1. During the 1920s while the South maintained its Jim Crow Laws, massive numbers of black men, women, and children migrated to the North. In fact, in the 1920s nearly 200,000 African-Americans inhabited Harlem, an area where heretofore almost no blacks had lived as it had been rich farmland and the majority of blacks were still in the South. While these African-Americans now lived in a less segregated area, and they were not still restricted from certain opportunities, in their entertainment, they were yet exploited, although in a much different way from that in the South. For, Langston Hughes, the author of the poem "Harlem," describes the era as a time when"The Negroe Was in Vogue."
It was an era in which wealthy whites, whom the blacks called "Nordics," came to nightclubs from other parts of New York, such as Manhattan, in order to listen to the new, innovative music forms, and to amuse themselves as they watched the performers and dancers. The Cotton Club was the most famous, ironically, but it was a Jim Crow club for wealthy whites and gangsters; no black patrons were allowed. Other club owners, hoping to glean some of the wealth from the Nordics, closed their audience to Negroes, but these clubs failed. Of this era, Hughes writes,
It was a period when white writers wrote about Negroes more successfully (commercially speaking) than Negroes did about themselves....some Harlemites thought the millennium had come. They thought the race problem had at last been solved through Art plus Gladys Bentley [large, masculine-appearing woman who played a large piano non-stop all night long... with a powerful, continuous "jungle rhythm," singing such songs as "The St. James Infirmary."
I don't know what made any Negroes think that--except that they were mostly intellectuals doing the thinking....Harlem was an unwilling victim of its own vogue.
Thus, the American Dream for which the African-Americans had made the long journey to Harlem, was unrealized, and they were little better off financially than in the South, except for those entertainers given celebrity among the whites, or put up in penthouses.
2. Hughes's poem "Harlem" is part of a volume entitled Montage of Dreams Deferred; relative to each other, the poems of the volume express the frustration that his people feel in the face of their social dilemmas. Placed near the end of the volume, "Harlem" is a commentary upon the widespread frustration and hoplessness expressed in previous poems in the volume. The American Dream which drove blacks to the North, has dried up "like a raisin in the sun," and rotted like the fruits and vegetables sold in the ghetto stores. Further, Hughes writes of the dream that has been put off,
Maybe it just sags
like a heavy load
Or does it explode?

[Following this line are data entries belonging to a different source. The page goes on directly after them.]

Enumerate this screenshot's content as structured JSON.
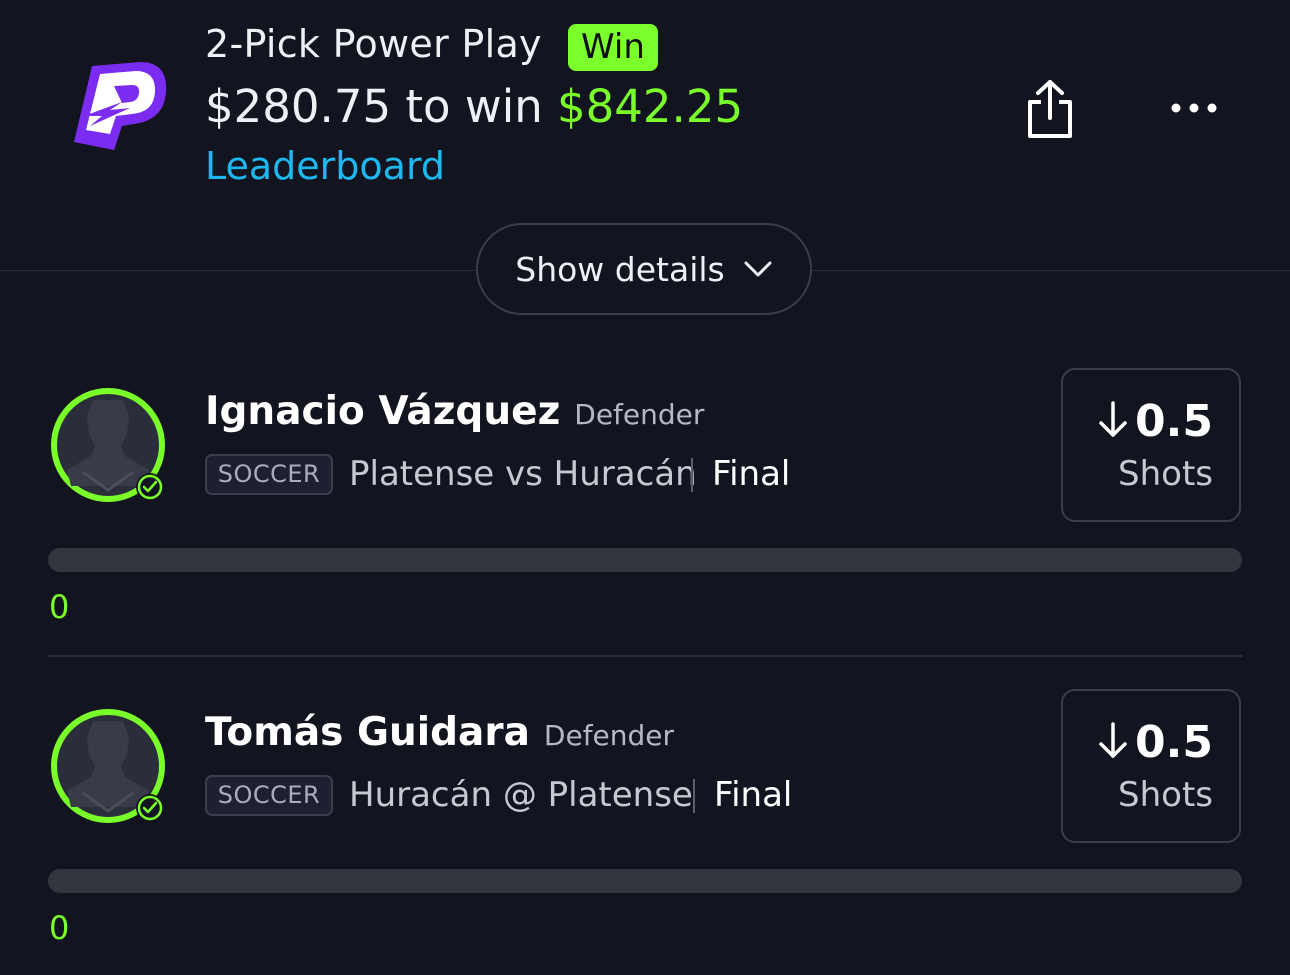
{
  "header": {
    "logo": "prizepicks-logo",
    "title": "2-Pick Power Play",
    "result_badge": "Win",
    "entry_amount": "$280.75",
    "to_win_text": "to win",
    "payout_amount": "$842.25",
    "leaderboard_link": "Leaderboard",
    "share_icon": "share-icon",
    "more_icon": "more-options-icon"
  },
  "details_toggle": {
    "label": "Show details",
    "icon": "chevron-down-icon"
  },
  "colors": {
    "accent_green": "#7aff2a",
    "link_blue": "#1eb8f0",
    "background": "#12141f",
    "brand_purple": "#7a2cf0"
  },
  "picks": [
    {
      "player_name": "Ignacio Vázquez",
      "position": "Defender",
      "sport": "SOCCER",
      "matchup": "Platense vs Huracán",
      "status": "Final",
      "direction": "lower",
      "line": "0.5",
      "stat_type": "Shots",
      "actual": "0",
      "progress": 0,
      "avatar_status": "check-circle-icon"
    },
    {
      "player_name": "Tomás Guidara",
      "position": "Defender",
      "sport": "SOCCER",
      "matchup": "Huracán @ Platense",
      "status": "Final",
      "direction": "lower",
      "line": "0.5",
      "stat_type": "Shots",
      "actual": "0",
      "progress": 0,
      "avatar_status": "check-circle-icon"
    }
  ]
}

In this extended metaphor of dreams that are postponed, there is a subtle anger here in the last line that Onwuchekwa Jemie perceives as a "militant outcry against injustice" that presages the race riots of the Civil Rights Era.